University of Georgia silvics professor, Dr. Kim Coder, suggests there are ways to predict how beautiful a fall color and autumn leaf display will be. Five key predictors are used along with a good mix of common sense and can forecast the quality of a viewing season with surprising accuracy.
The fall season should start with substantial leaf volume. The more leaves attached to trees entering the color season means more to look at. Droughty summer weather conditions can limit that volume but a wet summer can set up disease and insects. You hope for a moderately dry summer.
Healthy leaves not only present quality viewable leaf surfaces to look at but vigorous leaves stay attached to trees longer.
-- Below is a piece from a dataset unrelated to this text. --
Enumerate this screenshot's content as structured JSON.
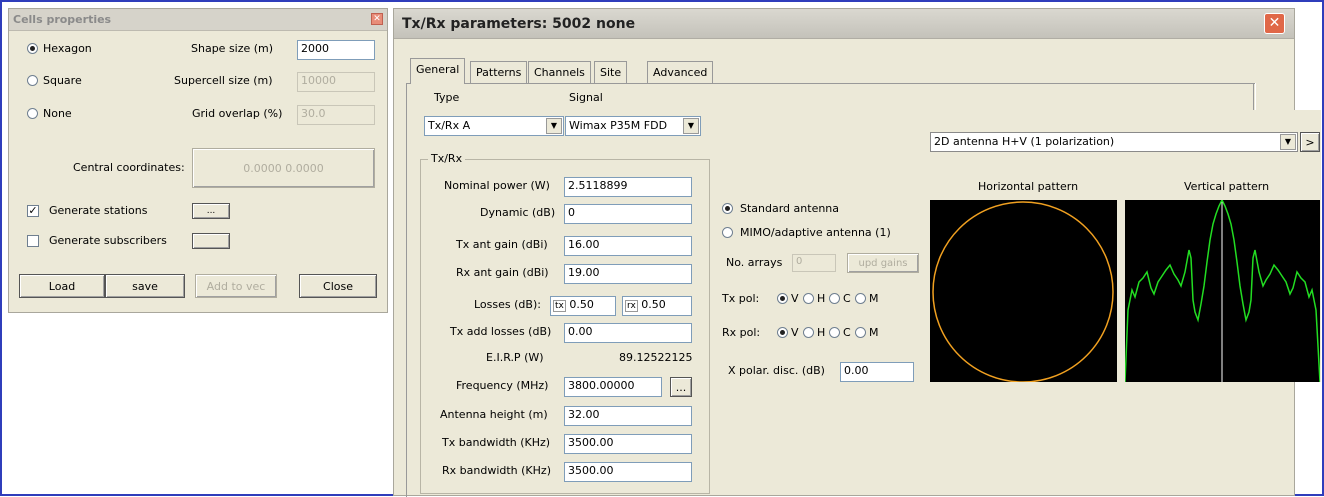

Pest and environmental problems can damage and disrupt leaf surfaces so much that they can actually detract from a quality-viewing season. Increased pests can be a factor of both weather and temperature during the summer growing season.
Temperature and precipitation during the viewing season will have an effect. Cool night temperatures with no freezes or frosts and cool, bright, unclouded sunny days will enhance the leaf color change. Slightly dry conditions in the last half of the growing season and on into the fall have a positive effect.
Here are the conditions Dr. Coder says contribute to a poor season: "Fall rain fronts and long overcast periods diminish color presentation. So do strong wind storms that blow the leaves from the trees. Wet and humid growing seasons lead to many leaf infections and premature leaf abscission. Freezing temperature and hard frosts stop color formation dead."
A true leaf-peeper will keep accurate annual records of peak color days over the past decade. Peak color day dates tend to repeat themselves over time.